Thence he went to Lucerne where from 1811-1814 he was Rector of the Episcopal Seminary, but was expelled on account of his rationalistic teaching, which involved explaining away everything supernatural in Scripture and religion. He turned, on invitation, to Breslau as canon and professor of Dogmatic Theology (1815). There he spent the rest of his life.One of his works, Commentario biblica in . . . Tu es Petrus (Bonn, 1789) was placed on the Index Librorum Prohibitorum.
His principal work was the translation of the Old Testament from Hebrew to German, completing the work of Dominic von Brentano who had translated the New Testament and the Pentateuch. The German Bible translation of Brentano and Dereser (Frankfurt, 1815–1828, 16 vols.) was revised by Johann Martin Augustin Scholz (1828–1837, 17 vols.).

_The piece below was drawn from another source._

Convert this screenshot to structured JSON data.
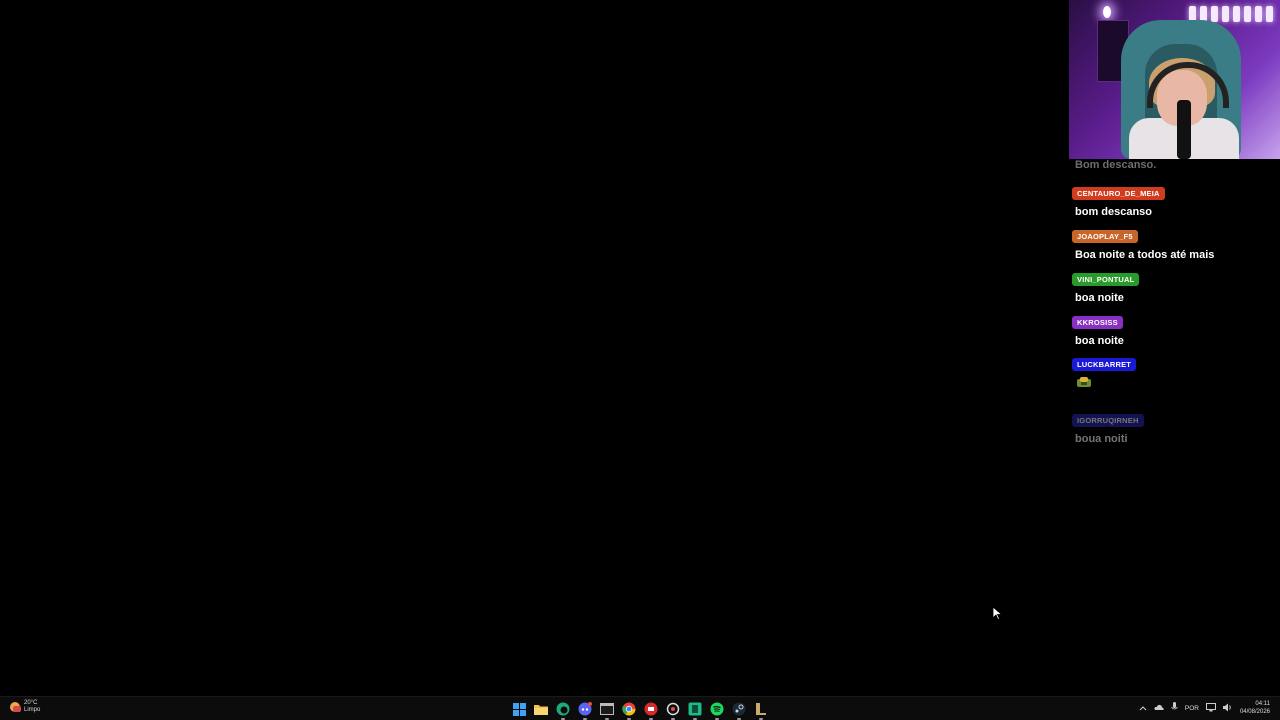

Other works, chiefly Latin, included
on the Necessity of the Knowledge of Oriental Languages for the Study of Scripture (Cologne, 1783);
Hermeneutics of the Old and New Testament (1784 and 1786);
Dissertations on the Destruction of Sodom (1784);
on Saint John the Baptist (1785);
on The Power and Duties of the Pope according to St. Bernard (1787);
on A number of books and portions of the Old Testament with translations (partly metrical) and annotations;
on the Temptation of Christ (1789);
on His Divinity and on Pharisaism (Strasbourg, 1791);
on the Foundation of the University of Bonn (1786);
a German Breviary (Augsburg, 1793, several times reprinted)
a German Prayer Book (Rottenburg, 1808).
Dereser also edited A. Frenzel's Treatise on Matrimony (Breslau, 1818), which argues against the doctrine that marriages should be indissoluble; the author later retracted it.